EXERCISE GOAL → What you return should match the material below line for line, except that no image appears in it.

--

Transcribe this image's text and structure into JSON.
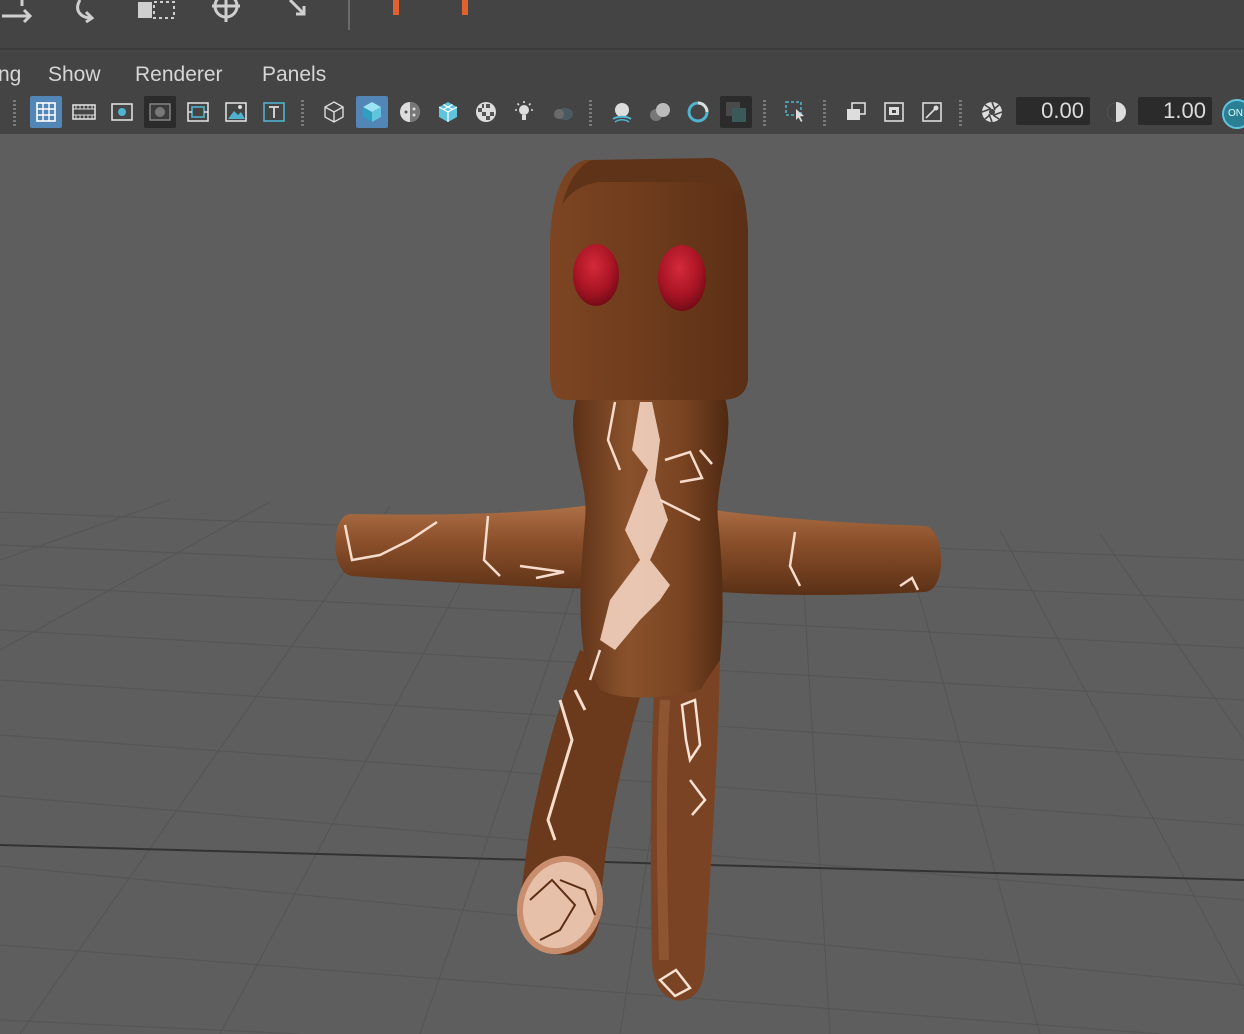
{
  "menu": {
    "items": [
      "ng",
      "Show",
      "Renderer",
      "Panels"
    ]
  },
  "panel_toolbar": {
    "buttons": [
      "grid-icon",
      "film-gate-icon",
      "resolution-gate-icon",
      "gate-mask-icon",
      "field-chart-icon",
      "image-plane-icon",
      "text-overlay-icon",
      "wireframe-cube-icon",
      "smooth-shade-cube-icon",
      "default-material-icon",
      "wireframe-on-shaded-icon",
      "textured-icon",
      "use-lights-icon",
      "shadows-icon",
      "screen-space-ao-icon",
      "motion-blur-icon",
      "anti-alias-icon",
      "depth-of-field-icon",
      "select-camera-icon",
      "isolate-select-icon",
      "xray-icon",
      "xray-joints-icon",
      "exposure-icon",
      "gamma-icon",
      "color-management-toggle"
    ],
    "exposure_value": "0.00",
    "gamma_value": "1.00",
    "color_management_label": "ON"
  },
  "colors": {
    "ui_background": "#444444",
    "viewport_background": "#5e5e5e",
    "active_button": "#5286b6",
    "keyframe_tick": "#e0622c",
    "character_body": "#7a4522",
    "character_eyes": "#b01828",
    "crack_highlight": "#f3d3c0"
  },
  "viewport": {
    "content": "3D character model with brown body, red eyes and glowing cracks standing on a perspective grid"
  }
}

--

YOUR RESPONSE →
Transcribe this image's text and structure into JSON.
{
  "menu": {
    "items": [
      "ng",
      "Show",
      "Renderer",
      "Panels"
    ]
  },
  "panel_toolbar": {
    "buttons": [
      "grid-icon",
      "film-gate-icon",
      "resolution-gate-icon",
      "gate-mask-icon",
      "field-chart-icon",
      "image-plane-icon",
      "text-overlay-icon",
      "wireframe-cube-icon",
      "smooth-shade-cube-icon",
      "default-material-icon",
      "wireframe-on-shaded-icon",
      "textured-icon",
      "use-lights-icon",
      "shadows-icon",
      "screen-space-ao-icon",
      "motion-blur-icon",
      "anti-alias-icon",
      "depth-of-field-icon",
      "select-camera-icon",
      "isolate-select-icon",
      "xray-icon",
      "xray-joints-icon",
      "exposure-icon",
      "gamma-icon",
      "color-management-toggle"
    ],
    "exposure_value": "0.00",
    "gamma_value": "1.00",
    "color_management_label": "ON"
  },
  "colors": {
    "ui_background": "#444444",
    "viewport_background": "#5e5e5e",
    "active_button": "#5286b6",
    "keyframe_tick": "#e0622c",
    "character_body": "#7a4522",
    "character_eyes": "#b01828",
    "crack_highlight": "#f3d3c0"
  },
  "viewport": {
    "content": "3D character model with brown body, red eyes and glowing cracks standing on a perspective grid"
  }
}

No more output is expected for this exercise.